Studying all hours of the night, constantly chewing caffeine gums so as not to crash, being so frazzled that you don't even realize that your hair looks like it hasn't seen a comb in days (or weeks!), forgetting all your appointments because you thought it was Friday when it was really Wednesday, honestly my darlings if this sounds anything like you, you need to stop.
"But how is everything you need to get done going to get done?" you may ask.
Look at it this way.
Let's say you go ahead and pull not 1, not 2 but 5 consecutive all nighters and on the day of the exam you somehow managed to remain conscious enough to write your name on the paper. There is a very high chance that a few minutes into the exam, the graveyard silence of the room will be lull you from your already dream-like state into total unconsciousness. By the time you wake up you find that you have 10 minutes left to do 5 essay questions. You may remember the answers, (unlikely, considering your current state of panic) but there is no way that you would be able to finish any of the 5 questions sufficiently in that time. So you do what you can and dejectedly turn in your nowhere-near complete paper.

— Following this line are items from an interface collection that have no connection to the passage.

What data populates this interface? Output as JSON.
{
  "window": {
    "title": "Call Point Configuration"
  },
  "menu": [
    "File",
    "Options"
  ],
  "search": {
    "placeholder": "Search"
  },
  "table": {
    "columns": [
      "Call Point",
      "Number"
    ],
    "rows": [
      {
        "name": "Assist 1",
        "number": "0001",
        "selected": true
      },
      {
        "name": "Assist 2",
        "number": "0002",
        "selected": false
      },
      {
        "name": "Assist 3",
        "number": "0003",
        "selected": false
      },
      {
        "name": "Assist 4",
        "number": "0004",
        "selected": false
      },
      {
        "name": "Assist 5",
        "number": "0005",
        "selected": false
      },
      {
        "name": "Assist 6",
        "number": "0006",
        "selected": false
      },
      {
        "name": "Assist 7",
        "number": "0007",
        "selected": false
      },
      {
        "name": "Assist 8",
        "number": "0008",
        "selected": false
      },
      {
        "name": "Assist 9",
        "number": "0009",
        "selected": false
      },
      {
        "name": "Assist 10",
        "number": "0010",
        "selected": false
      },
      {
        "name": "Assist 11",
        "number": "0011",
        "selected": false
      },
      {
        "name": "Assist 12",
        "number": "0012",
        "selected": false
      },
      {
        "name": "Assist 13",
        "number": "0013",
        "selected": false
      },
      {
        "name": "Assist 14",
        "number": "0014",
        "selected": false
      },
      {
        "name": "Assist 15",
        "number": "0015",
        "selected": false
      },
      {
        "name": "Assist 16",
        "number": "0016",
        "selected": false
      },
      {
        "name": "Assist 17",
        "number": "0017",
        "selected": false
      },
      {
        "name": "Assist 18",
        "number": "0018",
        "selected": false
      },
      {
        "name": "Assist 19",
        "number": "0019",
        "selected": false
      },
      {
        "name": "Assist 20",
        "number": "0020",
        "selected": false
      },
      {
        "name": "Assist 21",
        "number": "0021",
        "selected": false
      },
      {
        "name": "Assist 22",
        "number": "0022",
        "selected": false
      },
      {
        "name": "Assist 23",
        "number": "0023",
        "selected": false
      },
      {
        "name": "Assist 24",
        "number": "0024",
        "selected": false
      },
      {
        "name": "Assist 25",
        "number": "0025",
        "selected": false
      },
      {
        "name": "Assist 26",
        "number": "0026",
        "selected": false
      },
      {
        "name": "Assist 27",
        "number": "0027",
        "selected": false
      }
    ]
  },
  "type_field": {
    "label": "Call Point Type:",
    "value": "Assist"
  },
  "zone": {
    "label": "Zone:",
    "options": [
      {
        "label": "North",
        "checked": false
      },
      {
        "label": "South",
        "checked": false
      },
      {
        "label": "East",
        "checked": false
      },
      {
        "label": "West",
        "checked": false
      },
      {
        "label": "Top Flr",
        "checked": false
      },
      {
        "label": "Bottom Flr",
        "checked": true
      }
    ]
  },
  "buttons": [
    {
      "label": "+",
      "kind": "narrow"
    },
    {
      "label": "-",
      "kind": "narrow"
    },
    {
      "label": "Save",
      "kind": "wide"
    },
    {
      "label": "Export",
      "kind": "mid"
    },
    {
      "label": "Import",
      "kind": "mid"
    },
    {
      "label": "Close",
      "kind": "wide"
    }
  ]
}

The above situation might seem a bit extreme, but trust me it really can happen. I really do know what I'm talking about too because unfortunately I'm speaking from experience. No I didn't fall asleep for a majority of my exam time but I have been so exhausted that I could have sworn things were moving of their own volition during my exam. I have also been so overcome with fatigue that I had a nervous breakdown in the exact midpoint of my exam and forgot everything. I got everything up until that and ended up with half of the total grade.
Last week, after coming late for another study session because I slept through my alarms again, I decided that it just wasn't worth it. I made a conscious decision to start making as much use of almost every minute of my waking time so that I would never have to cut into my sleeping time again. A friend of mine had fallen really ill because she was so susceptible to any illness that came her way due to exhaustion. Ignoring my physical and emotional needs for sleep, for exercise, for self-expression through my art, and for solitude was not doing me any favors. During that exam, I felt like I was losing it and that it was not worth it for me to lose my mind to get the grade I wanted. I never want to feel like I'm actually going crazy again.
I know I said in Never Alone that artistic spirits need to enjoy solitude every once in awhile in order to access inspiration, but more important than that, everyone needs a little bit of solitude so that they can have the time to put everything back into perspective. If you are always doing and not stopping to see the effects of what you've done or taking stock of what's really important, life can become empty really quickly. You could begin to feel like a hamster in a wheel, always running but without getting anywhere. If you look at it this way, taking some time for yourself to put everything in perspective will let your body and mind recuperate, give you a chance to re-evaluate your life and renew your will to carry on by letting you see your progress and reminding you of what is important. Taking some time to put everything in perspective is worth it.
Love you all and Stay inspired,
P.S. So let me know what you think. Are you constantly on the move? How do you feel when you/ what do you learn about yourself when you actually have a chance to put everything in perspective. Feel free to let me know in the comments below.
All images from We Heart it.